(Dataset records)
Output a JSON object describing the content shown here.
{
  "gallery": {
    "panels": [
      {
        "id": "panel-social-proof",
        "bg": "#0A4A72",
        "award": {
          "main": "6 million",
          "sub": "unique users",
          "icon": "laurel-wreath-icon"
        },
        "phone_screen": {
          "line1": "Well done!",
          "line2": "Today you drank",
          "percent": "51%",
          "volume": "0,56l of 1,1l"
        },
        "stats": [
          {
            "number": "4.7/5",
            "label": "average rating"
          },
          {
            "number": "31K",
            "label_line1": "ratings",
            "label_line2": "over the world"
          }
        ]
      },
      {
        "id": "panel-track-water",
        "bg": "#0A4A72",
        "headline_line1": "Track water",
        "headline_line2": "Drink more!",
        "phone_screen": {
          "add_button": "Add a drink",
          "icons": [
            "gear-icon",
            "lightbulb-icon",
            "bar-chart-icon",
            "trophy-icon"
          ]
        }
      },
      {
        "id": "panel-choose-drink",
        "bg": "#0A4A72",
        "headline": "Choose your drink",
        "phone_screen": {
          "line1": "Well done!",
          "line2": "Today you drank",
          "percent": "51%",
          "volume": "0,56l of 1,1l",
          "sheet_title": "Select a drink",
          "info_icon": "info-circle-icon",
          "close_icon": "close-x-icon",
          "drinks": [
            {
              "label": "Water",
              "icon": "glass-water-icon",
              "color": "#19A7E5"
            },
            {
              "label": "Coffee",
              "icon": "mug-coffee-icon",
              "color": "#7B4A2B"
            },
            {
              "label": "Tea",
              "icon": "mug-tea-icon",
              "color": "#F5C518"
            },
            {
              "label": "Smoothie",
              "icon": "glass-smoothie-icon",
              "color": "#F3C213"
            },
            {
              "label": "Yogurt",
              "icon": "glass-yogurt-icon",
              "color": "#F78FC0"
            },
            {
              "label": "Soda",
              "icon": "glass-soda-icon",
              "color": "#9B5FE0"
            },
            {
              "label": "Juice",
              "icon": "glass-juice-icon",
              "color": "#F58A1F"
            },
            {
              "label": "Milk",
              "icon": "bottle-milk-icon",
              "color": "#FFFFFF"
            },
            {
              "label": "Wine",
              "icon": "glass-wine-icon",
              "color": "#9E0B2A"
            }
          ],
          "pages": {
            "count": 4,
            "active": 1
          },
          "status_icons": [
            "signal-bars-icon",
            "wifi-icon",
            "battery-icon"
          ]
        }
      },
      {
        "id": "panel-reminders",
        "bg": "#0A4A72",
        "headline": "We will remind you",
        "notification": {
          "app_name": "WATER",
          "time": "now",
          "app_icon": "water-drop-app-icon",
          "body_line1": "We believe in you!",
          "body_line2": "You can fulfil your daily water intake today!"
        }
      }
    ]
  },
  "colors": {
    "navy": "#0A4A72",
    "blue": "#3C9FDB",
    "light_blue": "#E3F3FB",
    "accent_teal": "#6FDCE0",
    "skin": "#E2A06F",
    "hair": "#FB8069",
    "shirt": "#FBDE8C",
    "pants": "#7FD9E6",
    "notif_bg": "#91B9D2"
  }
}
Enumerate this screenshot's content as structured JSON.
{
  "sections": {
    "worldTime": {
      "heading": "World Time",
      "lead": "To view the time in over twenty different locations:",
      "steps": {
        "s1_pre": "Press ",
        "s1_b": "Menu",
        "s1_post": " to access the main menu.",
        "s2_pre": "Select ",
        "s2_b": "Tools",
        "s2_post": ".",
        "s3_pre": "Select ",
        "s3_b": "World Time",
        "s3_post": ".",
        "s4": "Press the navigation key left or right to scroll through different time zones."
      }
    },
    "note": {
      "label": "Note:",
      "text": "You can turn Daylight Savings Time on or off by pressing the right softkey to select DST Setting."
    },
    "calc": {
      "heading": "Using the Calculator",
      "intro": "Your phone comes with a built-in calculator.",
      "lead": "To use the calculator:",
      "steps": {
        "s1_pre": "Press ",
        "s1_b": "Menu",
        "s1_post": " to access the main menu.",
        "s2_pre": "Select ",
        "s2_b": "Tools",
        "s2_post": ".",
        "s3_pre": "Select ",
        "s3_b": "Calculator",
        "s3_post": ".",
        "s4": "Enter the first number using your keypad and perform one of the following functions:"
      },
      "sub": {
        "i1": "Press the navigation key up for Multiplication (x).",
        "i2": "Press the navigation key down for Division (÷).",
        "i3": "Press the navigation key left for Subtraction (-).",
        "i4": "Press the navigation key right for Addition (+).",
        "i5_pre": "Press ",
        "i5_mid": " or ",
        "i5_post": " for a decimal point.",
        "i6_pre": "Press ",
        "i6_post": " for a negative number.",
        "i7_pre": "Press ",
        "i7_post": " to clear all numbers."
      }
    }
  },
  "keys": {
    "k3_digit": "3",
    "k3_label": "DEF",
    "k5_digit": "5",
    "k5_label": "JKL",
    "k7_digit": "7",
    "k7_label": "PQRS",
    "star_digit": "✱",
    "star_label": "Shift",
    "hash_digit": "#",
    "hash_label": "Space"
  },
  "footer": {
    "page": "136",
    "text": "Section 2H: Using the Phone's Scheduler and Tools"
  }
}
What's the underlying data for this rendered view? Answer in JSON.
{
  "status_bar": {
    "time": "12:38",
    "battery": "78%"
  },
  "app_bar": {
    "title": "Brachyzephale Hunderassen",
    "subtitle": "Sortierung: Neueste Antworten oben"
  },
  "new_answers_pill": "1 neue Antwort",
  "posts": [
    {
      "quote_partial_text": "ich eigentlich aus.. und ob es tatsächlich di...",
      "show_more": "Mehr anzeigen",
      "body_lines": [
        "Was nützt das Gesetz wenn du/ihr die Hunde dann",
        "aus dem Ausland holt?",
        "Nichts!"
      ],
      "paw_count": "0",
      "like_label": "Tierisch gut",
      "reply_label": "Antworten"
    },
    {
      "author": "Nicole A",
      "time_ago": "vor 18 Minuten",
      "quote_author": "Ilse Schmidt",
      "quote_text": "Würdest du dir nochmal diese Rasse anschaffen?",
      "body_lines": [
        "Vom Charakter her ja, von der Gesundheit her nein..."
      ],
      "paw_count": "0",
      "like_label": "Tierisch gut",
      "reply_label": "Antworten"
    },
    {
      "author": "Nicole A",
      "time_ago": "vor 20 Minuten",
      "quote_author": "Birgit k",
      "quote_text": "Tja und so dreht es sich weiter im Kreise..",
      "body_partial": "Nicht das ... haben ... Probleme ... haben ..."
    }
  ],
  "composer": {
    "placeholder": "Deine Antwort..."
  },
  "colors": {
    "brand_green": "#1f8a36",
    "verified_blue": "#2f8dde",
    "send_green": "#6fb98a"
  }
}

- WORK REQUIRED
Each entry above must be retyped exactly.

- EXPECTED ANSWER
Output a JSON object describing the content shown here.
{
  "gallery": {
    "panels": [
      {
        "id": "panel-social-proof",
        "bg": "#0A4A72",
        "award": {
          "main": "6 million",
          "sub": "unique users",
          "icon": "laurel-wreath-icon"
        },
        "phone_screen": {
          "line1": "Well done!",
          "line2": "Today you drank",
          "percent": "51%",
          "volume": "0,56l of 1,1l"
        },
        "stats": [
          {
            "number": "4.7/5",
            "label": "average rating"
          },
          {
            "number": "31K",
            "label_line1": "ratings",
            "label_line2": "over the world"
          }
        ]
      },
      {
        "id": "panel-track-water",
        "bg": "#0A4A72",
        "headline_line1": "Track water",
        "headline_line2": "Drink more!",
        "phone_screen": {
          "add_button": "Add a drink",
          "icons": [
            "gear-icon",
            "lightbulb-icon",
            "bar-chart-icon",
            "trophy-icon"
          ]
        }
      },
      {
        "id": "panel-choose-drink",
        "bg": "#0A4A72",
        "headline": "Choose your drink",
        "phone_screen": {
          "line1": "Well done!",
          "line2": "Today you drank",
          "percent": "51%",
          "volume": "0,56l of 1,1l",
          "sheet_title": "Select a drink",
          "info_icon": "info-circle-icon",
          "close_icon": "close-x-icon",
          "drinks": [
            {
              "label": "Water",
              "icon": "glass-water-icon",
              "color": "#19A7E5"
            },
            {
              "label": "Coffee",
              "icon": "mug-coffee-icon",
              "color": "#7B4A2B"
            },
            {
              "label": "Tea",
              "icon": "mug-tea-icon",
              "color": "#F5C518"
            },
            {
              "label": "Smoothie",
              "icon": "glass-smoothie-icon",
              "color": "#F3C213"
            },
            {
              "label": "Yogurt",
              "icon": "glass-yogurt-icon",
              "color": "#F78FC0"
            },
            {
              "label": "Soda",
              "icon": "glass-soda-icon",
              "color": "#9B5FE0"
            },
            {
              "label": "Juice",
              "icon": "glass-juice-icon",
              "color": "#F58A1F"
            },
            {
              "label": "Milk",
              "icon": "bottle-milk-icon",
              "color": "#FFFFFF"
            },
            {
              "label": "Wine",
              "icon": "glass-wine-icon",
              "color": "#9E0B2A"
            }
          ],
          "pages": {
            "count": 4,
            "active": 1
          },
          "status_icons": [
            "signal-bars-icon",
            "wifi-icon",
            "battery-icon"
          ]
        }
      },
      {
        "id": "panel-reminders",
        "bg": "#0A4A72",
        "headline": "We will remind you",
        "notification": {
          "app_name": "WATER",
          "time": "now",
          "app_icon": "water-drop-app-icon",
          "body_line1": "We believe in you!",
          "body_line2": "You can fulfil your daily water intake today!"
        }
      }
    ]
  },
  "colors": {
    "navy": "#0A4A72",
    "blue": "#3C9FDB",
    "light_blue": "#E3F3FB",
    "accent_teal": "#6FDCE0",
    "skin": "#E2A06F",
    "hair": "#FB8069",
    "shirt": "#FBDE8C",
    "pants": "#7FD9E6",
    "notif_bg": "#91B9D2"
  }
}
Enumerate this screenshot's content as structured JSON.
{
  "sections": {
    "worldTime": {
      "heading": "World Time",
      "lead": "To view the time in over twenty different locations:",
      "steps": {
        "s1_pre": "Press ",
        "s1_b": "Menu",
        "s1_post": " to access the main menu.",
        "s2_pre": "Select ",
        "s2_b": "Tools",
        "s2_post": ".",
        "s3_pre": "Select ",
        "s3_b": "World Time",
        "s3_post": ".",
        "s4": "Press the navigation key left or right to scroll through different time zones."
      }
    },
    "note": {
      "label": "Note:",
      "text": "You can turn Daylight Savings Time on or off by pressing the right softkey to select DST Setting."
    },
    "calc": {
      "heading": "Using the Calculator",
      "intro": "Your phone comes with a built-in calculator.",
      "lead": "To use the calculator:",
      "steps": {
        "s1_pre": "Press ",
        "s1_b": "Menu",
        "s1_post": " to access the main menu.",
        "s2_pre": "Select ",
        "s2_b": "Tools",
        "s2_post": ".",
        "s3_pre": "Select ",
        "s3_b": "Calculator",
        "s3_post": ".",
        "s4": "Enter the first number using your keypad and perform one of the following functions:"
      },
      "sub": {
        "i1": "Press the navigation key up for Multiplication (x).",
        "i2": "Press the navigation key down for Division (÷).",
        "i3": "Press the navigation key left for Subtraction (-).",
        "i4": "Press the navigation key right for Addition (+).",
        "i5_pre": "Press ",
        "i5_mid": " or ",
        "i5_post": " for a decimal point.",
        "i6_pre": "Press ",
        "i6_post": " for a negative number.",
        "i7_pre": "Press ",
        "i7_post": " to clear all numbers."
      }
    }
  },
  "keys": {
    "k3_digit": "3",
    "k3_label": "DEF",
    "k5_digit": "5",
    "k5_label": "JKL",
    "k7_digit": "7",
    "k7_label": "PQRS",
    "star_digit": "✱",
    "star_label": "Shift",
    "hash_digit": "#",
    "hash_label": "Space"
  },
  "footer": {
    "page": "136",
    "text": "Section 2H: Using the Phone's Scheduler and Tools"
  }
}
What's the underlying data for this rendered view? Answer in JSON.
{
  "status_bar": {
    "time": "12:38",
    "battery": "78%"
  },
  "app_bar": {
    "title": "Brachyzephale Hunderassen",
    "subtitle": "Sortierung: Neueste Antworten oben"
  },
  "new_answers_pill": "1 neue Antwort",
  "posts": [
    {
      "quote_partial_text": "ich eigentlich aus.. und ob es tatsächlich di...",
      "show_more": "Mehr anzeigen",
      "body_lines": [
        "Was nützt das Gesetz wenn du/ihr die Hunde dann",
        "aus dem Ausland holt?",
        "Nichts!"
      ],
      "paw_count": "0",
      "like_label": "Tierisch gut",
      "reply_label": "Antworten"
    },
    {
      "author": "Nicole A",
      "time_ago": "vor 18 Minuten",
      "quote_author": "Ilse Schmidt",
      "quote_text": "Würdest du dir nochmal diese Rasse anschaffen?",
      "body_lines": [
        "Vom Charakter her ja, von der Gesundheit her nein..."
      ],
      "paw_count": "0",
      "like_label": "Tierisch gut",
      "reply_label": "Antworten"
    },
    {
      "author": "Nicole A",
      "time_ago": "vor 20 Minuten",
      "quote_author": "Birgit k",
      "quote_text": "Tja und so dreht es sich weiter im Kreise..",
      "body_partial": "Nicht das ... haben ... Probleme ... haben ..."
    }
  ],
  "composer": {
    "placeholder": "Deine Antwort..."
  },
  "colors": {
    "brand_green": "#1f8a36",
    "verified_blue": "#2f8dde",
    "send_green": "#6fb98a"
  }
}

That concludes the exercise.